[Entries from a dataset of interfaces]
-------

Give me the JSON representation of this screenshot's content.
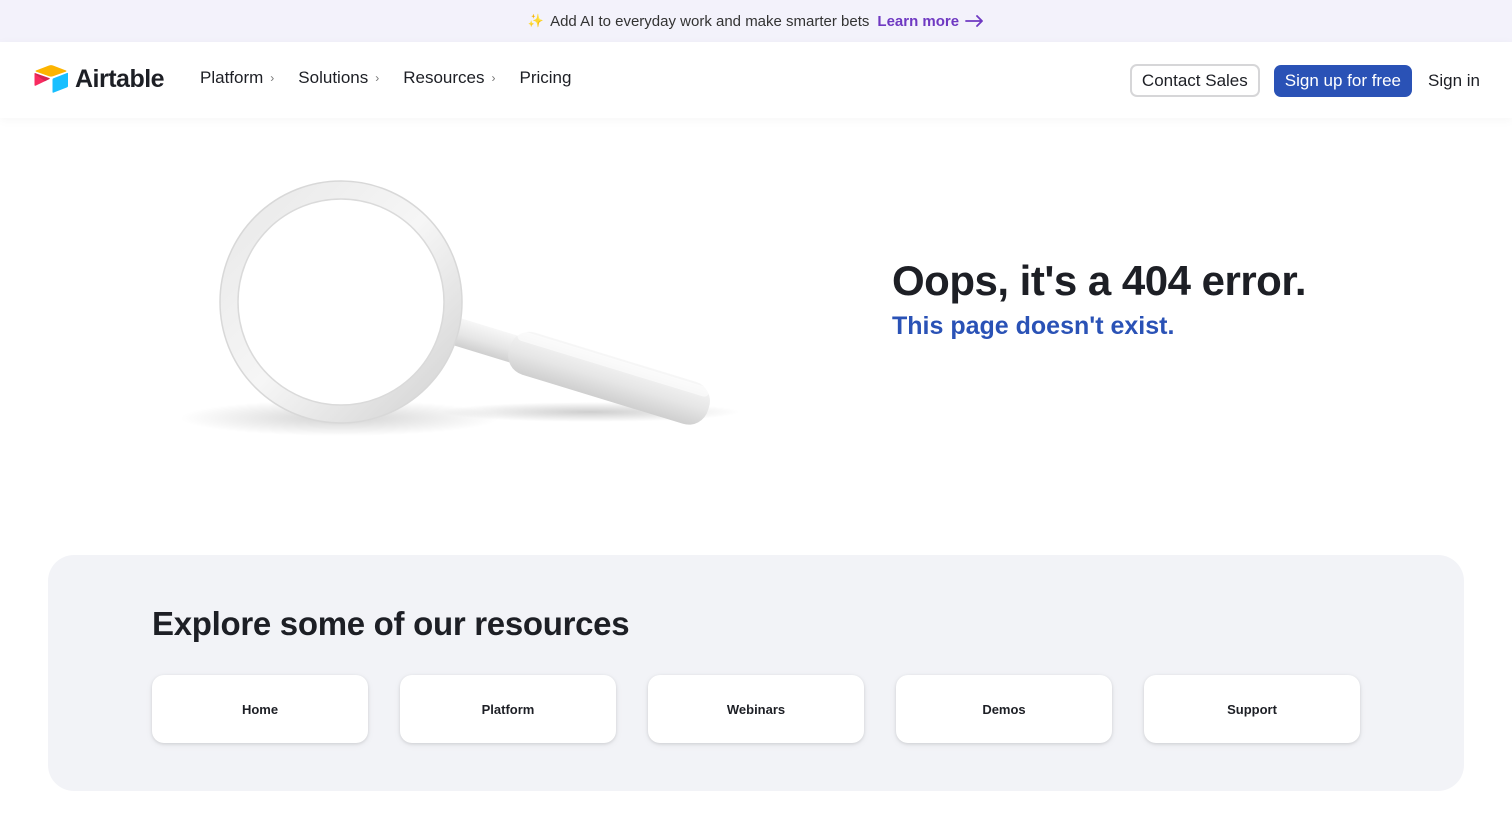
{
  "announcement": {
    "text": "Add AI to everyday work and make smarter bets",
    "link_label": "Learn more",
    "icon": "sparkle-icon"
  },
  "header": {
    "logo_text": "Airtable",
    "nav": [
      {
        "label": "Platform",
        "has_chevron": true
      },
      {
        "label": "Solutions",
        "has_chevron": true
      },
      {
        "label": "Resources",
        "has_chevron": true
      },
      {
        "label": "Pricing",
        "has_chevron": false
      }
    ],
    "contact_sales_label": "Contact Sales",
    "signup_label": "Sign up for free",
    "signin_label": "Sign in"
  },
  "hero": {
    "title": "Oops, it's a 404 error.",
    "subtitle": "This page doesn't exist.",
    "illustration": "magnifying-glass"
  },
  "resources": {
    "title": "Explore some of our resources",
    "cards": [
      {
        "label": "Home"
      },
      {
        "label": "Platform"
      },
      {
        "label": "Webinars"
      },
      {
        "label": "Demos"
      },
      {
        "label": "Support"
      }
    ]
  },
  "colors": {
    "brand_blue": "#2a52b6",
    "announce_bg": "#f3f2fb",
    "link_purple": "#6f39c2",
    "panel_bg": "#f2f3f7",
    "text_dark": "#1d1f25"
  }
}
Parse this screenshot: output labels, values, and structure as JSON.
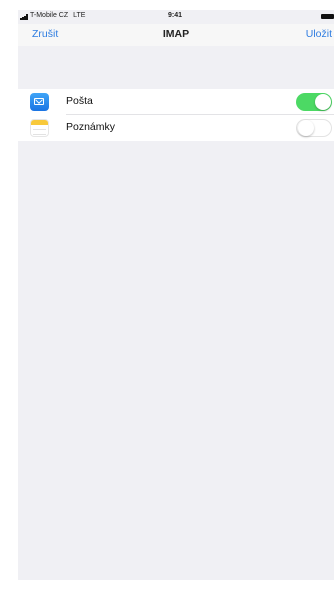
{
  "status_bar": {
    "carrier": "T-Mobile CZ",
    "network": "LTE",
    "time": "9:41"
  },
  "nav": {
    "cancel_label": "Zrušit",
    "title": "IMAP",
    "save_label": "Uložit"
  },
  "accent_color": "#2f7de1",
  "toggle_on_color": "#4cd964",
  "items": [
    {
      "label": "Pošta",
      "icon": "mail-icon",
      "enabled": true
    },
    {
      "label": "Poznámky",
      "icon": "notes-icon",
      "enabled": false
    }
  ]
}
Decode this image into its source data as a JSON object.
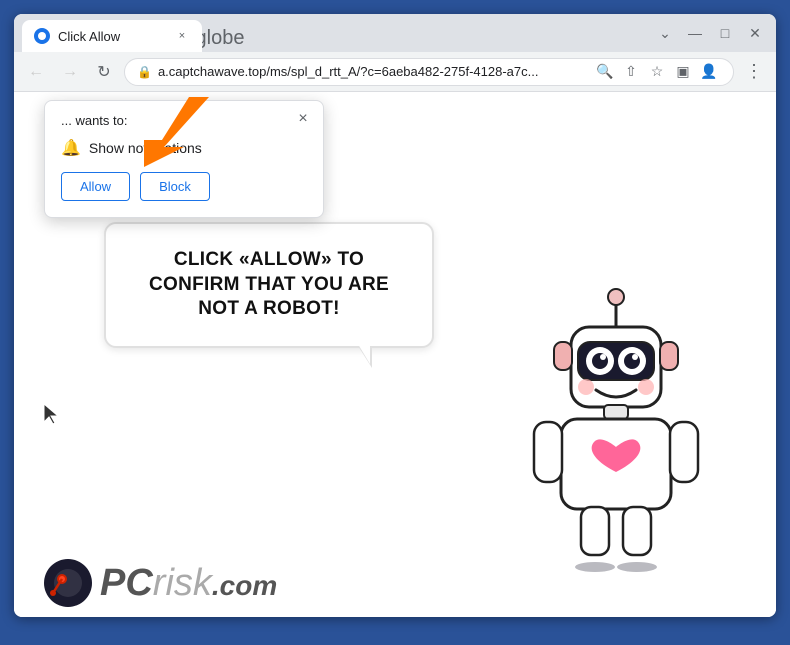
{
  "browser": {
    "tab_title": "Click Allow",
    "tab_favicon": "globe",
    "close_tab_label": "×",
    "new_tab_label": "+",
    "window_controls": {
      "minimize": "—",
      "maximize": "□",
      "close": "✕"
    },
    "nav": {
      "back": "←",
      "forward": "→",
      "refresh": "↻"
    },
    "url": "a.captchawave.top/ms/spl_d_rtt_A/?c=6aeba482-275f-4128-a7c...",
    "url_actions": {
      "search": "🔍",
      "share": "⇧",
      "bookmark": "☆",
      "split": "▣",
      "profile": "👤",
      "menu": "⋮"
    }
  },
  "notification_popup": {
    "site_text": "... wants to:",
    "permission_text": "Show notifications",
    "allow_label": "Allow",
    "block_label": "Block",
    "close_label": "×"
  },
  "page": {
    "bubble_text": "CLICK «ALLOW» TO CONFIRM THAT YOU ARE NOT A ROBOT!"
  },
  "logo": {
    "text_pc": "PC",
    "text_risk": "risk",
    "text_dot_com": ".com"
  },
  "colors": {
    "browser_border": "#2a5298",
    "accent_blue": "#1a73e8",
    "orange": "#ff6600",
    "tab_bg": "#dee1e6"
  }
}
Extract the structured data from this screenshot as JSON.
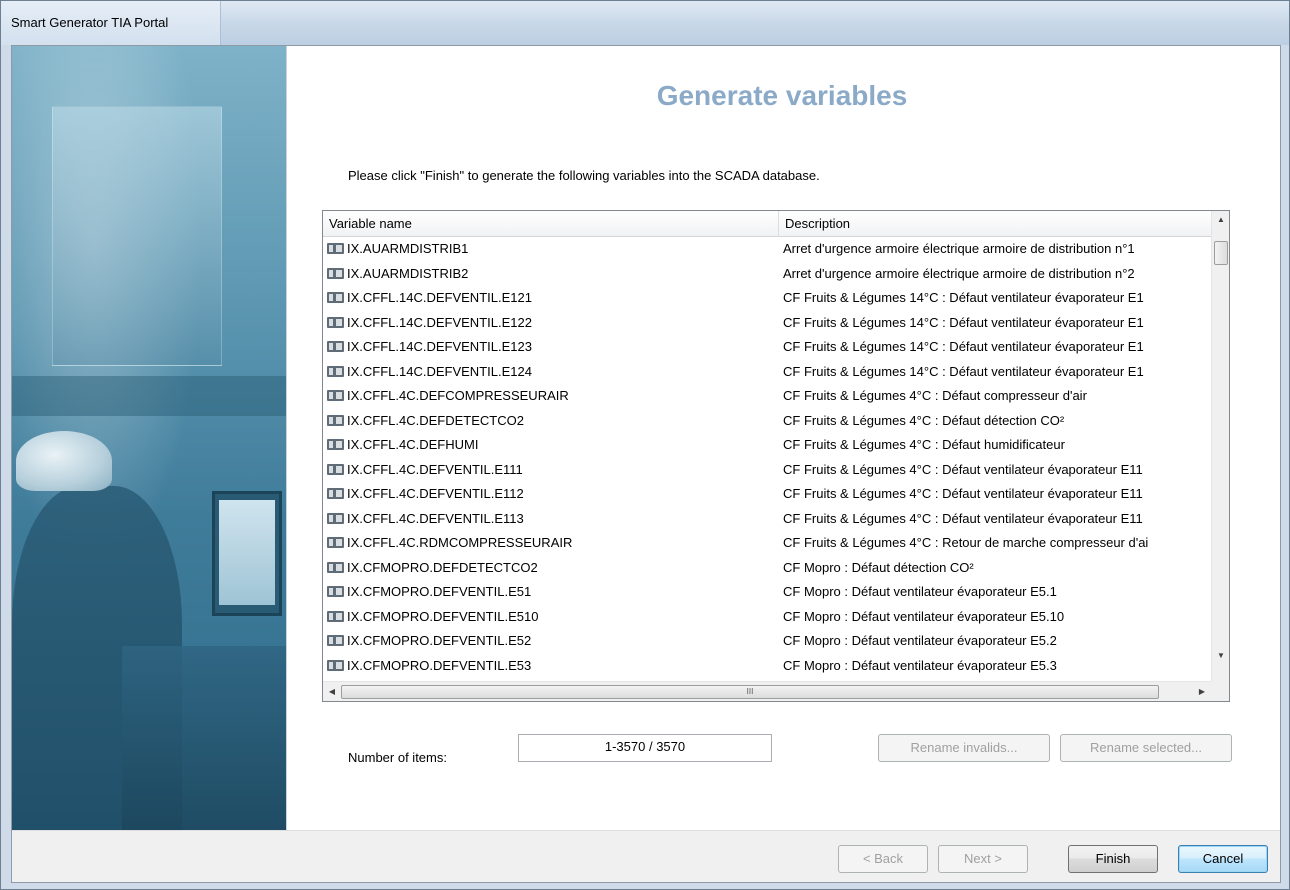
{
  "window": {
    "title": "Smart Generator TIA Portal"
  },
  "page": {
    "heading": "Generate variables",
    "instruction": "Please click \"Finish\" to generate the following variables into the SCADA database."
  },
  "grid": {
    "columns": [
      "Variable name",
      "Description"
    ],
    "rows": [
      {
        "name": "IX.AUARMDISTRIB1",
        "desc": "Arret d'urgence armoire électrique armoire de distribution n°1"
      },
      {
        "name": "IX.AUARMDISTRIB2",
        "desc": "Arret d'urgence armoire électrique armoire de distribution n°2"
      },
      {
        "name": "IX.CFFL.14C.DEFVENTIL.E121",
        "desc": "CF Fruits & Légumes 14°C : Défaut ventilateur évaporateur E1"
      },
      {
        "name": "IX.CFFL.14C.DEFVENTIL.E122",
        "desc": "CF Fruits & Légumes 14°C : Défaut ventilateur évaporateur E1"
      },
      {
        "name": "IX.CFFL.14C.DEFVENTIL.E123",
        "desc": "CF Fruits & Légumes 14°C : Défaut ventilateur évaporateur E1"
      },
      {
        "name": "IX.CFFL.14C.DEFVENTIL.E124",
        "desc": "CF Fruits & Légumes 14°C : Défaut ventilateur évaporateur E1"
      },
      {
        "name": "IX.CFFL.4C.DEFCOMPRESSEURAIR",
        "desc": "CF Fruits & Légumes 4°C : Défaut compresseur d'air"
      },
      {
        "name": "IX.CFFL.4C.DEFDETECTCO2",
        "desc": "CF Fruits & Légumes 4°C : Défaut détection CO²"
      },
      {
        "name": "IX.CFFL.4C.DEFHUMI",
        "desc": "CF Fruits & Légumes 4°C : Défaut humidificateur"
      },
      {
        "name": "IX.CFFL.4C.DEFVENTIL.E111",
        "desc": "CF Fruits & Légumes 4°C : Défaut ventilateur évaporateur E11"
      },
      {
        "name": "IX.CFFL.4C.DEFVENTIL.E112",
        "desc": "CF Fruits & Légumes 4°C : Défaut ventilateur évaporateur E11"
      },
      {
        "name": "IX.CFFL.4C.DEFVENTIL.E113",
        "desc": "CF Fruits & Légumes 4°C : Défaut ventilateur évaporateur E11"
      },
      {
        "name": "IX.CFFL.4C.RDMCOMPRESSEURAIR",
        "desc": "CF Fruits & Légumes 4°C : Retour de marche compresseur d'ai"
      },
      {
        "name": "IX.CFMOPRO.DEFDETECTCO2",
        "desc": "CF Mopro : Défaut détection CO²"
      },
      {
        "name": "IX.CFMOPRO.DEFVENTIL.E51",
        "desc": "CF Mopro : Défaut ventilateur évaporateur E5.1"
      },
      {
        "name": "IX.CFMOPRO.DEFVENTIL.E510",
        "desc": "CF Mopro : Défaut ventilateur évaporateur E5.10"
      },
      {
        "name": "IX.CFMOPRO.DEFVENTIL.E52",
        "desc": "CF Mopro : Défaut ventilateur évaporateur E5.2"
      },
      {
        "name": "IX.CFMOPRO.DEFVENTIL.E53",
        "desc": "CF Mopro : Défaut ventilateur évaporateur E5.3"
      }
    ],
    "row_icon": "variable-icon",
    "scroll_up": "▲",
    "scroll_down": "▼",
    "scroll_left": "◀",
    "scroll_right": "▶",
    "scroll_grip": "III"
  },
  "info": {
    "count_label": "Number of items:",
    "count_value": "1-3570 / 3570"
  },
  "buttons": {
    "rename_invalids": "Rename invalids...",
    "rename_selected": "Rename selected...",
    "back": "< Back",
    "next": "Next >",
    "finish": "Finish",
    "cancel": "Cancel"
  },
  "colors": {
    "heading": "#8aaac8",
    "default_button_border": "#3c7fb1"
  }
}
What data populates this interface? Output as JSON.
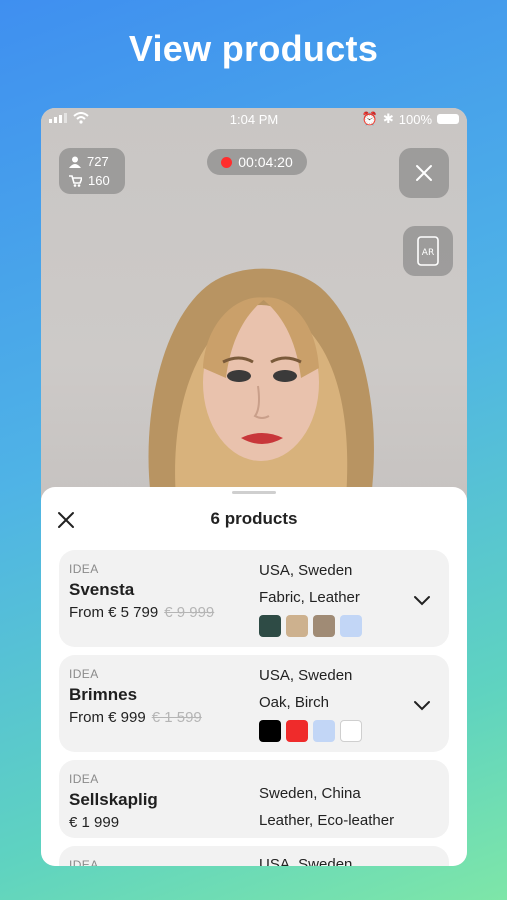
{
  "headline": "View products",
  "status_bar": {
    "time": "1:04 PM",
    "battery": "100%"
  },
  "live": {
    "viewers": "727",
    "cart_count": "160",
    "timer": "00:04:20",
    "ar_label": "AR"
  },
  "sheet": {
    "title": "6 products",
    "products": [
      {
        "brand": "IDEA",
        "name": "Svensta",
        "price": "From € 5 799",
        "old_price": "€ 9 999",
        "origin": "USA, Sweden",
        "material": "Fabric, Leather",
        "swatches": [
          "#2e4b45",
          "#cdb18e",
          "#a08b75",
          "#c2d6f6"
        ]
      },
      {
        "brand": "IDEA",
        "name": "Brimnes",
        "price": "From € 999",
        "old_price": "€ 1 599",
        "origin": "USA, Sweden",
        "material": "Oak, Birch",
        "swatches": [
          "#000000",
          "#ef2b2b",
          "#c2d6f6",
          "#ffffff"
        ]
      },
      {
        "brand": "IDEA",
        "name": "Sellskaplig",
        "price": "€ 1 999",
        "origin": "Sweden, China",
        "material": "Leather, Eco-leather"
      },
      {
        "brand": "IDEA",
        "origin": "USA, Sweden"
      }
    ]
  }
}
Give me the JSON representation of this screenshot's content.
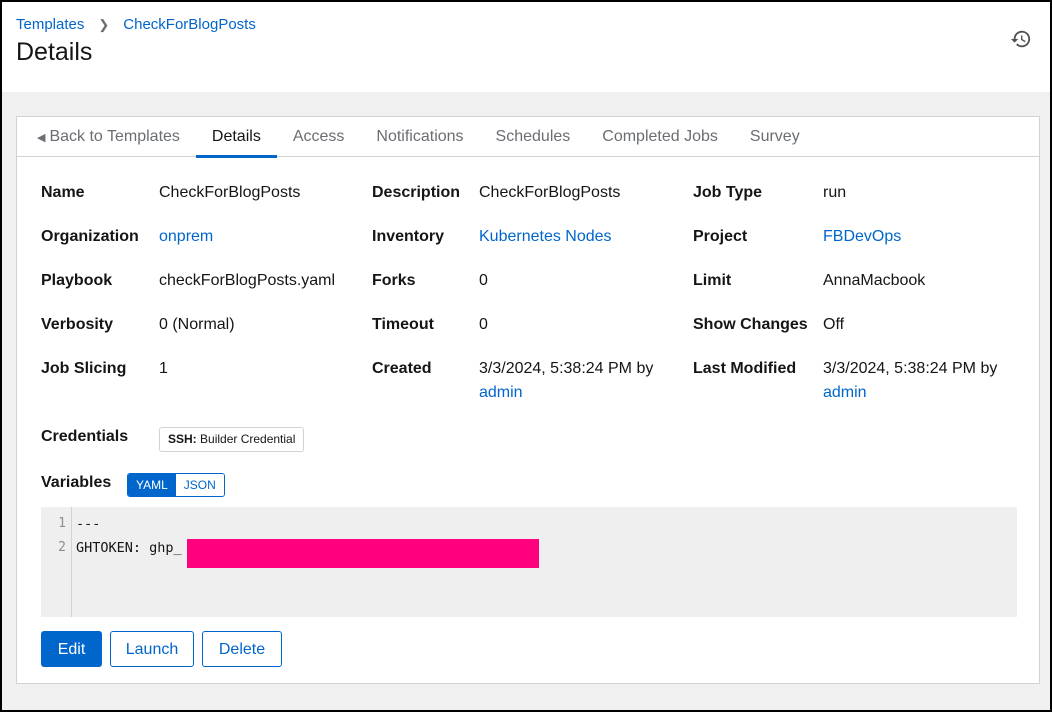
{
  "breadcrumb": {
    "templates": "Templates",
    "current": "CheckForBlogPosts"
  },
  "page_title": "Details",
  "tabs": [
    {
      "label": "Back to Templates"
    },
    {
      "label": "Details"
    },
    {
      "label": "Access"
    },
    {
      "label": "Notifications"
    },
    {
      "label": "Schedules"
    },
    {
      "label": "Completed Jobs"
    },
    {
      "label": "Survey"
    }
  ],
  "fields": {
    "name": {
      "label": "Name",
      "value": "CheckForBlogPosts"
    },
    "description": {
      "label": "Description",
      "value": "CheckForBlogPosts"
    },
    "job_type": {
      "label": "Job Type",
      "value": "run"
    },
    "organization": {
      "label": "Organization",
      "value": "onprem"
    },
    "inventory": {
      "label": "Inventory",
      "value": "Kubernetes Nodes"
    },
    "project": {
      "label": "Project",
      "value": "FBDevOps"
    },
    "playbook": {
      "label": "Playbook",
      "value": "checkForBlogPosts.yaml"
    },
    "forks": {
      "label": "Forks",
      "value": "0"
    },
    "limit": {
      "label": "Limit",
      "value": "AnnaMacbook"
    },
    "verbosity": {
      "label": "Verbosity",
      "value": "0 (Normal)"
    },
    "timeout": {
      "label": "Timeout",
      "value": "0"
    },
    "show_changes": {
      "label": "Show Changes",
      "value": "Off"
    },
    "job_slicing": {
      "label": "Job Slicing",
      "value": "1"
    },
    "created": {
      "label": "Created",
      "value": "3/3/2024, 5:38:24 PM by",
      "user": "admin"
    },
    "last_modified": {
      "label": "Last Modified",
      "value": "3/3/2024, 5:38:24 PM by",
      "user": "admin"
    },
    "credentials": {
      "label": "Credentials",
      "chip_type": "SSH:",
      "chip_name": "Builder Credential"
    },
    "variables": {
      "label": "Variables",
      "yaml": "YAML",
      "json": "JSON"
    }
  },
  "editor": {
    "lines": [
      {
        "num": "1",
        "text": "---"
      },
      {
        "num": "2",
        "text": "GHTOKEN: ghp_"
      }
    ],
    "redaction_color": "#ff007f"
  },
  "buttons": {
    "edit": "Edit",
    "launch": "Launch",
    "delete": "Delete"
  },
  "colors": {
    "accent": "#0066cc",
    "text": "#151515",
    "muted": "#6a6e73"
  },
  "icons": {
    "history": "history-icon",
    "back": "caret-left-icon",
    "breadcrumb_sep": "chevron-right-icon"
  }
}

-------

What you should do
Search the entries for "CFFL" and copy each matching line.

Written solution
        "name": "IX.CFFL.14C.DEFVENTIL.E121",
        "name": "IX.CFFL.14C.DEFVENTIL.E122",
        "name": "IX.CFFL.14C.DEFVENTIL.E123",
        "name": "IX.CFFL.14C.DEFVENTIL.E124",
        "name": "IX.CFFL.4C.DEFCOMPRESSEURAIR",
        "name": "IX.CFFL.4C.DEFDETECTCO2",
        "name": "IX.CFFL.4C.DEFHUMI",
        "name": "IX.CFFL.4C.DEFVENTIL.E111",
        "name": "IX.CFFL.4C.DEFVENTIL.E112",
        "name": "IX.CFFL.4C.DEFVENTIL.E113",
        "name": "IX.CFFL.4C.RDMCOMPRESSEURAIR",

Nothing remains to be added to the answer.